(Recorded data)

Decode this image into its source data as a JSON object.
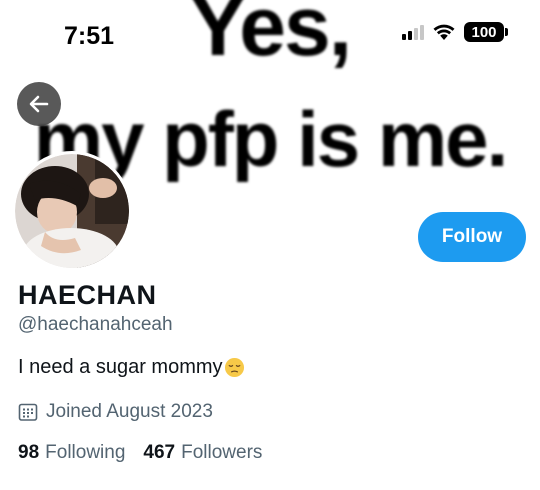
{
  "status_bar": {
    "time": "7:51",
    "battery": "100"
  },
  "banner": {
    "line1": "Yes,",
    "line2": "my pfp is me."
  },
  "profile": {
    "display_name": "HAECHAN",
    "handle": "@haechanahceah",
    "bio": "I need a sugar mommy",
    "joined": "Joined August 2023",
    "following_count": "98",
    "following_label": "Following",
    "followers_count": "467",
    "followers_label": "Followers"
  },
  "actions": {
    "follow_label": "Follow",
    "back_icon": "arrow-left-icon"
  },
  "colors": {
    "accent": "#1d9bf0",
    "secondary_text": "#536471",
    "primary_text": "#0f1419"
  }
}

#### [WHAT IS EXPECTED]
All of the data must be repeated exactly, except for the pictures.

#### [EXPECTED ANSWER]
Decode this image into its source data as a JSON object.
{
  "status_bar": {
    "time": "7:51",
    "battery": "100"
  },
  "banner": {
    "line1": "Yes,",
    "line2": "my pfp is me."
  },
  "profile": {
    "display_name": "HAECHAN",
    "handle": "@haechanahceah",
    "bio": "I need a sugar mommy",
    "joined": "Joined August 2023",
    "following_count": "98",
    "following_label": "Following",
    "followers_count": "467",
    "followers_label": "Followers"
  },
  "actions": {
    "follow_label": "Follow",
    "back_icon": "arrow-left-icon"
  },
  "colors": {
    "accent": "#1d9bf0",
    "secondary_text": "#536471",
    "primary_text": "#0f1419"
  }
}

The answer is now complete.